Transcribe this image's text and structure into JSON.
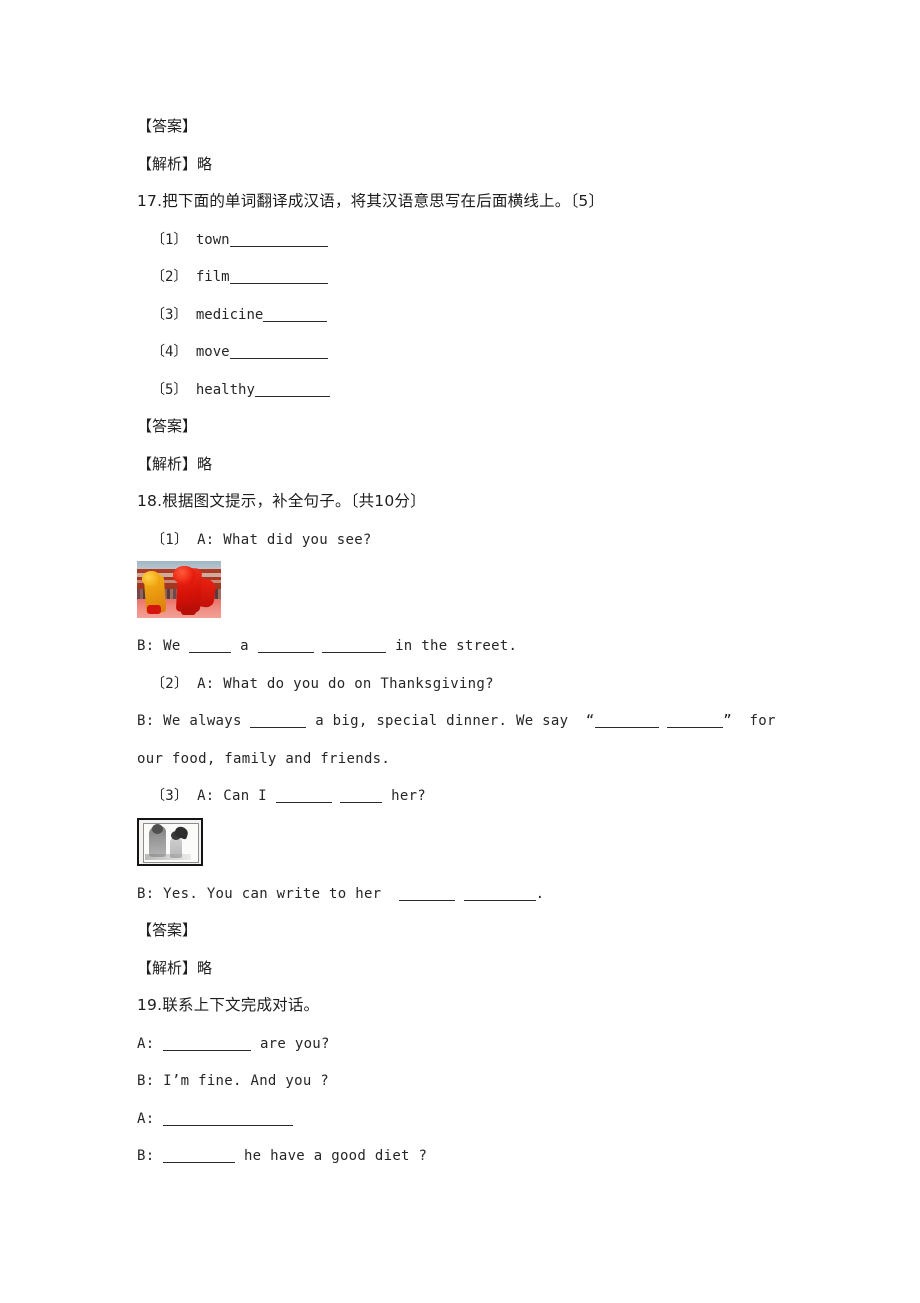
{
  "page": {
    "answer_label": "【答案】",
    "analysis_label": "【解析】略"
  },
  "q17": {
    "heading": "17.把下面的单词翻译成汉语，将其汉语意思写在后面横线上。〔5〕",
    "items": [
      {
        "num": "〔1〕",
        "word": "town",
        "rule_width": 98
      },
      {
        "num": "〔2〕",
        "word": "film",
        "rule_width": 98
      },
      {
        "num": "〔3〕",
        "word": "medicine",
        "rule_width": 64
      },
      {
        "num": "〔4〕",
        "word": "move",
        "rule_width": 98
      },
      {
        "num": "〔5〕",
        "word": "healthy",
        "rule_width": 75
      }
    ],
    "answer_label": "【答案】",
    "analysis_label": "【解析】略"
  },
  "q18": {
    "heading": "18.根据图文提示，补全句子。〔共10分〕",
    "p1": {
      "num": "〔1〕",
      "a_line": "A: What did you see?",
      "image_name": "lion-dance-photo",
      "b_pre": "B: We",
      "b_mid1": "a",
      "b_post": "in the street."
    },
    "p2": {
      "num": "〔2〕",
      "a_line": "A: What do you do on Thanksgiving?",
      "b_pre": "B: We always",
      "b_mid": "a big, special dinner. We say",
      "open_quote": "“",
      "close_quote": "”",
      "b_tail": "for",
      "b_line2": "our food, family and friends."
    },
    "p3": {
      "num": "〔3〕",
      "a_pre": "A: Can I",
      "a_post": "her?",
      "image_name": "framed-photo",
      "b_pre": "B: Yes. You can write to her",
      "b_post": "."
    },
    "answer_label": "【答案】",
    "analysis_label": "【解析】略"
  },
  "q19": {
    "heading": "19.联系上下文完成对话。",
    "l1_pre": "A:",
    "l1_post": "are you?",
    "l2": "B: I’m fine. And you ?",
    "l3_pre": "A:",
    "l4_pre": "B:",
    "l4_post": "he have a good diet ?"
  }
}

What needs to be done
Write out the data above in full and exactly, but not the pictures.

Answer box
Transcribe this image's text and structure into JSON.
{
  "page": {
    "answer_label": "【答案】",
    "analysis_label": "【解析】略"
  },
  "q17": {
    "heading": "17.把下面的单词翻译成汉语，将其汉语意思写在后面横线上。〔5〕",
    "items": [
      {
        "num": "〔1〕",
        "word": "town",
        "rule_width": 98
      },
      {
        "num": "〔2〕",
        "word": "film",
        "rule_width": 98
      },
      {
        "num": "〔3〕",
        "word": "medicine",
        "rule_width": 64
      },
      {
        "num": "〔4〕",
        "word": "move",
        "rule_width": 98
      },
      {
        "num": "〔5〕",
        "word": "healthy",
        "rule_width": 75
      }
    ],
    "answer_label": "【答案】",
    "analysis_label": "【解析】略"
  },
  "q18": {
    "heading": "18.根据图文提示，补全句子。〔共10分〕",
    "p1": {
      "num": "〔1〕",
      "a_line": "A: What did you see?",
      "image_name": "lion-dance-photo",
      "b_pre": "B: We",
      "b_mid1": "a",
      "b_post": "in the street."
    },
    "p2": {
      "num": "〔2〕",
      "a_line": "A: What do you do on Thanksgiving?",
      "b_pre": "B: We always",
      "b_mid": "a big, special dinner. We say",
      "open_quote": "“",
      "close_quote": "”",
      "b_tail": "for",
      "b_line2": "our food, family and friends."
    },
    "p3": {
      "num": "〔3〕",
      "a_pre": "A: Can I",
      "a_post": "her?",
      "image_name": "framed-photo",
      "b_pre": "B: Yes. You can write to her",
      "b_post": "."
    },
    "answer_label": "【答案】",
    "analysis_label": "【解析】略"
  },
  "q19": {
    "heading": "19.联系上下文完成对话。",
    "l1_pre": "A:",
    "l1_post": "are you?",
    "l2": "B: I’m fine. And you ?",
    "l3_pre": "A:",
    "l4_pre": "B:",
    "l4_post": "he have a good diet ?"
  }
}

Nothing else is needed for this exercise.